╭──

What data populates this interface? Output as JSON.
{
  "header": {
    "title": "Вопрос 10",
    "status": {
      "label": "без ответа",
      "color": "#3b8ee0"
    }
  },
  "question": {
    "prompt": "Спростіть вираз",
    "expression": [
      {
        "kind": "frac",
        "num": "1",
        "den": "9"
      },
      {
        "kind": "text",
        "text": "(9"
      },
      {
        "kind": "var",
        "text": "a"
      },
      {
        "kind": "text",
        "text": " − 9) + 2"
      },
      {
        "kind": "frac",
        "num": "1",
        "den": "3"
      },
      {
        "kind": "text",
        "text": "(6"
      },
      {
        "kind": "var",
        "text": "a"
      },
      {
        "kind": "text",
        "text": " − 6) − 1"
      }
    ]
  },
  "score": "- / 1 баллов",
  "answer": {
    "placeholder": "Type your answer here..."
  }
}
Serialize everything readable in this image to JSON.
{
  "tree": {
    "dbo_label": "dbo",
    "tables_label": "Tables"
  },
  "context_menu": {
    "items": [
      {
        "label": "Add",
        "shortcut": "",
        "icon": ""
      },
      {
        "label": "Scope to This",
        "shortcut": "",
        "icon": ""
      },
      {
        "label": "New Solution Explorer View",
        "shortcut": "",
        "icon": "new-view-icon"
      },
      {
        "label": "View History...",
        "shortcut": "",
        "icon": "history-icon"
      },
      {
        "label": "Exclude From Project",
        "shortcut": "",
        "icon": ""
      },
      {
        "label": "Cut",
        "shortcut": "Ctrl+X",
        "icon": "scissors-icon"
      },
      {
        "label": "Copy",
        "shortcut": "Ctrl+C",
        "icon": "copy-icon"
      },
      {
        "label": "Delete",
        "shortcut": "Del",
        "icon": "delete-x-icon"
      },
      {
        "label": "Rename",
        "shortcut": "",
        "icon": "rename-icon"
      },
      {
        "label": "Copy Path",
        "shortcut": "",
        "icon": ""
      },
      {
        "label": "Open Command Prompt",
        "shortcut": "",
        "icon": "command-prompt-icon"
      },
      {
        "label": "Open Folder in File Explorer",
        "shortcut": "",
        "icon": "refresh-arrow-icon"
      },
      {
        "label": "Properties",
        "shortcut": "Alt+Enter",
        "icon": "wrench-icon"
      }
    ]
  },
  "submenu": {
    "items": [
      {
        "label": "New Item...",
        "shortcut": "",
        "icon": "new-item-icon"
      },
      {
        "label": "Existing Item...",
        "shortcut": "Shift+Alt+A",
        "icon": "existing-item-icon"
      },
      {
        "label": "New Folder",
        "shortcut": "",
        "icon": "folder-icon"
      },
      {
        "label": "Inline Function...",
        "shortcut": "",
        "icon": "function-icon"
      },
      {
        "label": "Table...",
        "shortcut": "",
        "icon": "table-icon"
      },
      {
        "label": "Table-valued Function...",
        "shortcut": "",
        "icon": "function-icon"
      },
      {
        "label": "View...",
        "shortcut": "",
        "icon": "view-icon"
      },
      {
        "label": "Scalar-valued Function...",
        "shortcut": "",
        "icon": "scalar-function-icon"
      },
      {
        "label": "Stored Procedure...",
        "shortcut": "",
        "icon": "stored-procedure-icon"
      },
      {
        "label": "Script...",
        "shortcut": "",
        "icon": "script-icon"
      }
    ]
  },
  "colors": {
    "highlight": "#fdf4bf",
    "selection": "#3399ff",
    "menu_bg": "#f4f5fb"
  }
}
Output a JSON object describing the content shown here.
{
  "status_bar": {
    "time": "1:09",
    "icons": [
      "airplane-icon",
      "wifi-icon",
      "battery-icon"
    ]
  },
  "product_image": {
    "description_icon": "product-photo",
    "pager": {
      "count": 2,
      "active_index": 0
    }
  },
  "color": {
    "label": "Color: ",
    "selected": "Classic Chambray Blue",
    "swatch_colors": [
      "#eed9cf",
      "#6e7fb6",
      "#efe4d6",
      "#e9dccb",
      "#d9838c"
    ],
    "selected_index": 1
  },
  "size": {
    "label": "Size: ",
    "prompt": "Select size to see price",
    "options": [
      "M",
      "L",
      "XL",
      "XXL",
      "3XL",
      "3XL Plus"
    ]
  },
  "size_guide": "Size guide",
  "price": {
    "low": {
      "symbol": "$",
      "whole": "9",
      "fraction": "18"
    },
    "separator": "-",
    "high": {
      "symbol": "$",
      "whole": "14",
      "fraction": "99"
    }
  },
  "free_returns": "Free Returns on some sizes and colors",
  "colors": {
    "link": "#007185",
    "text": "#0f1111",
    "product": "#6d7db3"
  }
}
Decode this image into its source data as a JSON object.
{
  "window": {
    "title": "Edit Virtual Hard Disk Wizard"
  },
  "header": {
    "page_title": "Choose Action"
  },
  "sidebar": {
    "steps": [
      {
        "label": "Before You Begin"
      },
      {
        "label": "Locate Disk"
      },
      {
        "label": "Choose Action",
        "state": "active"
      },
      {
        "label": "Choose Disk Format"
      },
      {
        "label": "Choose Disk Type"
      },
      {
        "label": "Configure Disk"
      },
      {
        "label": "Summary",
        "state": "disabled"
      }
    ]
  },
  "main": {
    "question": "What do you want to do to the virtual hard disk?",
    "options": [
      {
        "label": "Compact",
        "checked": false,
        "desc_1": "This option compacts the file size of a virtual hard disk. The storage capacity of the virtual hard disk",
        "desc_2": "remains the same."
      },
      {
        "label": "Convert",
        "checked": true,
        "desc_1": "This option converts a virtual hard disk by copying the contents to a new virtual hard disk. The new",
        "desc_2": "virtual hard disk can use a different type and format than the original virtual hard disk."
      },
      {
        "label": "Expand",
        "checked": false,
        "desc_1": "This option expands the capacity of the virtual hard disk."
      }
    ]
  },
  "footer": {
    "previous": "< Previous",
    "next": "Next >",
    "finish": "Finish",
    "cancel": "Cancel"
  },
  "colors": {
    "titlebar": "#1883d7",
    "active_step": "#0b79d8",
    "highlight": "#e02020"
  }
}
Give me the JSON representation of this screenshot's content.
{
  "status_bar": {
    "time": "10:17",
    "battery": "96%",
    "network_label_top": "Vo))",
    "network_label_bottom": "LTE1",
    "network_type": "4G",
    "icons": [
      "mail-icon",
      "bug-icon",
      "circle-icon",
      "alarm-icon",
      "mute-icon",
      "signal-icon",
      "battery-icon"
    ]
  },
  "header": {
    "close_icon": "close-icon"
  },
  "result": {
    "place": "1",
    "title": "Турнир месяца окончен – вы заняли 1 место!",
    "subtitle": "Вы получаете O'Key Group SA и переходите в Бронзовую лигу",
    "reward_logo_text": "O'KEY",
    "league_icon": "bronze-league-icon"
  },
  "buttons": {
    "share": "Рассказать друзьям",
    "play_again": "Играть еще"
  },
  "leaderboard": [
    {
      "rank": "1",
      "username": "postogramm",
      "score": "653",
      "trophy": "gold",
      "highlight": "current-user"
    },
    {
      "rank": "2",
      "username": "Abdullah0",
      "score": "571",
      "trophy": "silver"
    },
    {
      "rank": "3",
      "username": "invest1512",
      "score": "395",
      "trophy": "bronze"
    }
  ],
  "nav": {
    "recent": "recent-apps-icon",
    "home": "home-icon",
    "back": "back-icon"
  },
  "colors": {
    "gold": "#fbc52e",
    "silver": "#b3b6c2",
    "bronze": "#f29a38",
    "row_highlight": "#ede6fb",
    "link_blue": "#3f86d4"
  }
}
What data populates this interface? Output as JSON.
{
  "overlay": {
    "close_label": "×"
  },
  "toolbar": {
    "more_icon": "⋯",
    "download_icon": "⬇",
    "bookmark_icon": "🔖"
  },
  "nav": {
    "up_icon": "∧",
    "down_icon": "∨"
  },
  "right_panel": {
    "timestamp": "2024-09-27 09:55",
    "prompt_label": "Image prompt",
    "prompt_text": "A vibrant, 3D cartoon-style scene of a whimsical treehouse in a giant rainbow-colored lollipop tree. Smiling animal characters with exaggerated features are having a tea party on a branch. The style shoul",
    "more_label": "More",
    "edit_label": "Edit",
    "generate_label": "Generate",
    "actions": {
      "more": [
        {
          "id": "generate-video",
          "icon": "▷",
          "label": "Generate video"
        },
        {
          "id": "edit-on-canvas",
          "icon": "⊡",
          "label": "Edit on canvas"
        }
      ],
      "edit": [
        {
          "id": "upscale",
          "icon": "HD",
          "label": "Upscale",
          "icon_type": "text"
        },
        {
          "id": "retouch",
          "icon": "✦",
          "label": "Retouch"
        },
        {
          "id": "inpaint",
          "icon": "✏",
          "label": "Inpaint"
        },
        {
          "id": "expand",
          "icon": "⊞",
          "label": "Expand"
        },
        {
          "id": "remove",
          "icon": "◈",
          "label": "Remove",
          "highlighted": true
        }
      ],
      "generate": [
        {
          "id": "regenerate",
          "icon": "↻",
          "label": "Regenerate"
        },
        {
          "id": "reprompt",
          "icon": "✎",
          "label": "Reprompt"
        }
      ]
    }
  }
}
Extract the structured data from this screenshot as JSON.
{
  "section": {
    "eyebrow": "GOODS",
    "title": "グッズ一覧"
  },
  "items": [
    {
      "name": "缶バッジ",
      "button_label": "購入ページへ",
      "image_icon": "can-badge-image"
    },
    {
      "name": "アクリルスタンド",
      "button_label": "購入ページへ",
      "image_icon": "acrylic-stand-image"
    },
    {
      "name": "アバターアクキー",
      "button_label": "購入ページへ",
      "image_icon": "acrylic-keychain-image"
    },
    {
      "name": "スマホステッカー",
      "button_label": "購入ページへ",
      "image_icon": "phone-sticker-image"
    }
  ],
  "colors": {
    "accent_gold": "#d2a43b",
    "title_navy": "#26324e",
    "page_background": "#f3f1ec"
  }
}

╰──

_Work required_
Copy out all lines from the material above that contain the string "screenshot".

_Finished task_
Give me the JSON representation of this screenshot's content.
Extract the structured data from this screenshot as JSON.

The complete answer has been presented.